Though retail and research and development (R&D) may seem like strange bedfellows, the wholesale and retail industry is responsible for claiming seven percent of the available R&D tax credit, with 1,100 returns claiming the credit in 2013, according to the IRS. Earlier this month, we hosted a webinar to share key takeaways on what’s new with the R&D tax credit for retailers and how they can take advantage of it.

Following the passage of the Protecting Americans from Tax Hikes (PATH) Act in December 2015, the R&D tax credit was made permanent under IRC Section 41 for some small businesses and start-ups starting in tax year 2016 or later. As our colleagues Chris Bard, Janet Bernier and Chai Hoang recently discussed on CFO.com, the PATH Act offers two new opportunities for certain eligible small businesses to offset the Alternative Minimum Tax (AMT) with R&D credits or for qualified small businesses to elect annually for five taxable years to take up to $250,000 in credits against the employer’s portion of federal payroll taxes (FICA).

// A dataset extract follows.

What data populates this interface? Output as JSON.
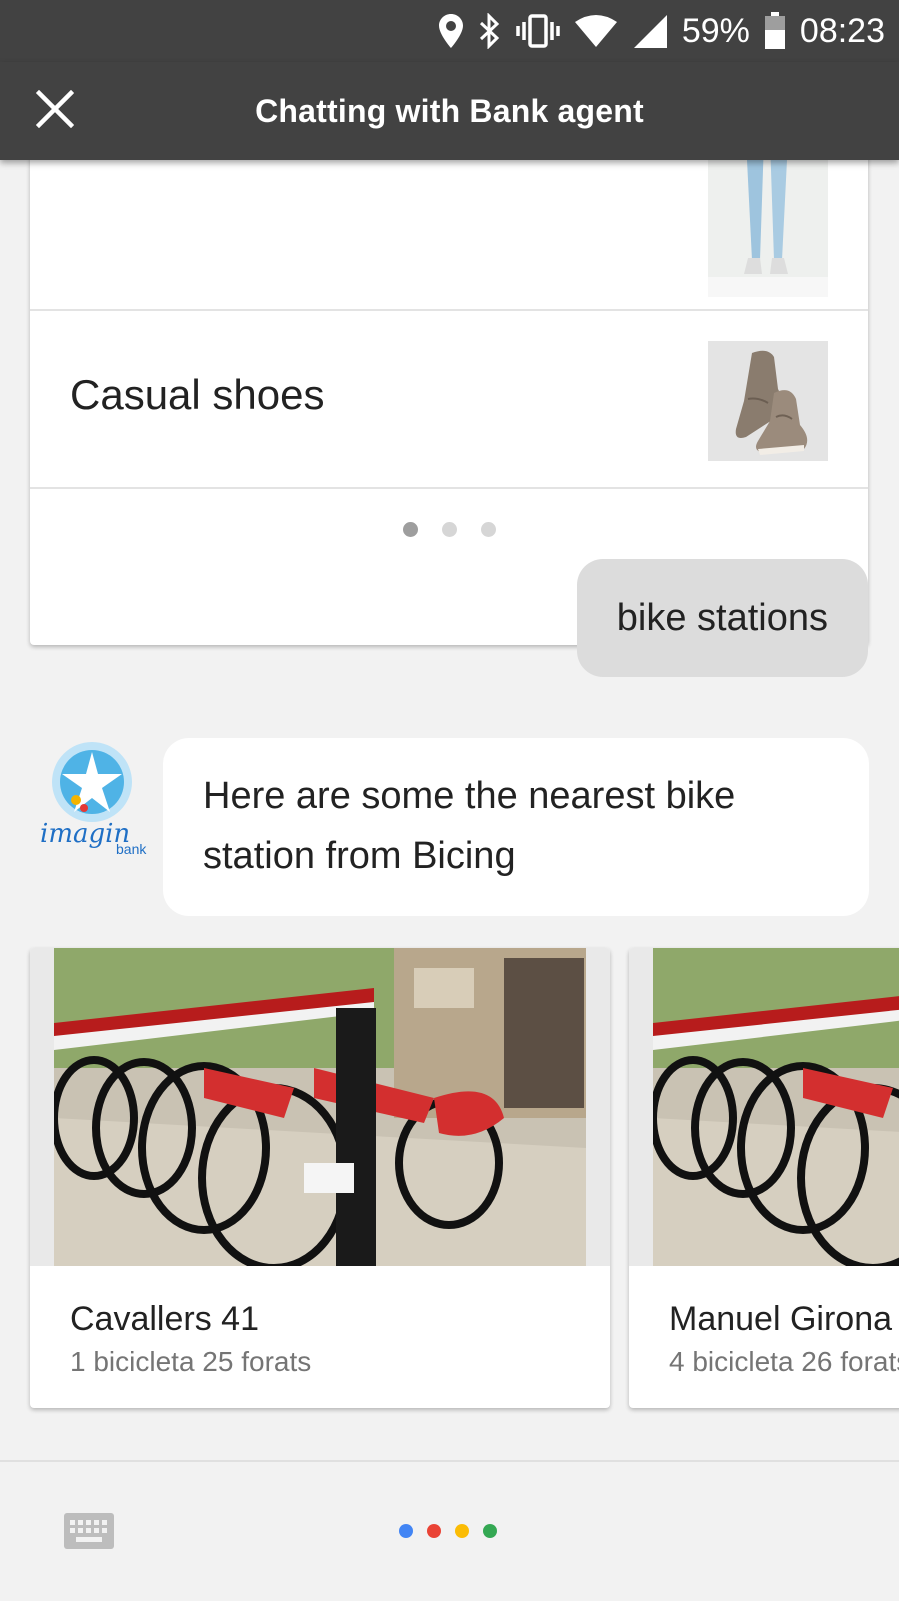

Federal R&D tax credits can cover myriad activities, from basic R&D to innovating weaving techniques and many in between. In addition to the federal credit, most states offer R&D credits, but criteria may differ in key areas. To be eligible for any federal or state R&D credit, your research activity must satisfy the following:
  • Permitted Purpose Test:Activities must be intended to develop or improve the functionality, performance, reliability or quantity of a product, manufacturing process, software, invention, technique or formula. Importantly, the activity does not have to be successful to qualify.
  • Process of Experimentation Test: Activities must be designed to evaluate one or more alternatives to achieve a result. This test can be either formal or informal.
  • Technological in Nature Test: Activities must fundamentally rely on the principles of engineering or the physical, biological or computer sciences.
  • Uncertainty Test: Activities must attempt to eliminate uncertainty regarding how to develop or improve the component or the component’s appropriate design. When performing the uncertainty test, bear in mind the three major forms:
    • Capability uncertainty is present when the possibility of physically achieving research goals is in question.
    • Methodology uncertainty is when there’s confidence it’s possible to achieve research goals, but the “how” is in question. This form of uncertainty is typically the most expensive and is most often used by start-ups.
    • Appropriate design uncertainty, the most common type, is present when an experimentation process is required to ensure the design of the new component or process is appropriate for its application.
Once you’ve ensured your activities fall under the qualifying guidelines, your net benefit eligibility is determined based on Qualified Research Expenses (QREs) and must avoid statutorily excluded activities, such as routine data collection and more. See the full webinar for a complete list of QREs and statutorily excluded activities.

Taking a look at how the credit benefits companies in practice, imagine Product Company A is developing a combination hair dryer and styler, a frozen drink blender, a new shampoo formula and is undergoing a manufacturing line redesign to reduce defects. This company has $15 million in QREs in three years, including wages, supplies and contract research expenses. With proper accounting and guidance, this company’s net benefit in three years could be $1 million.

What’s new?

In October of 2016, new and final regulations for internal-use software (IUS) were issued effective for tax years ending on or after January 20, 2015. This included a narrowed definition of IUS and a clarification to two High Threshold of Innovation (HIT) tests for IUS. These new regulations are particularly important now because 2017 is the third tax year—the relevant timeline for credit eligibility. The recent developments create opportunities for all companies, especially those in the retail industry, that commit resources to developing software that interacts with third parties.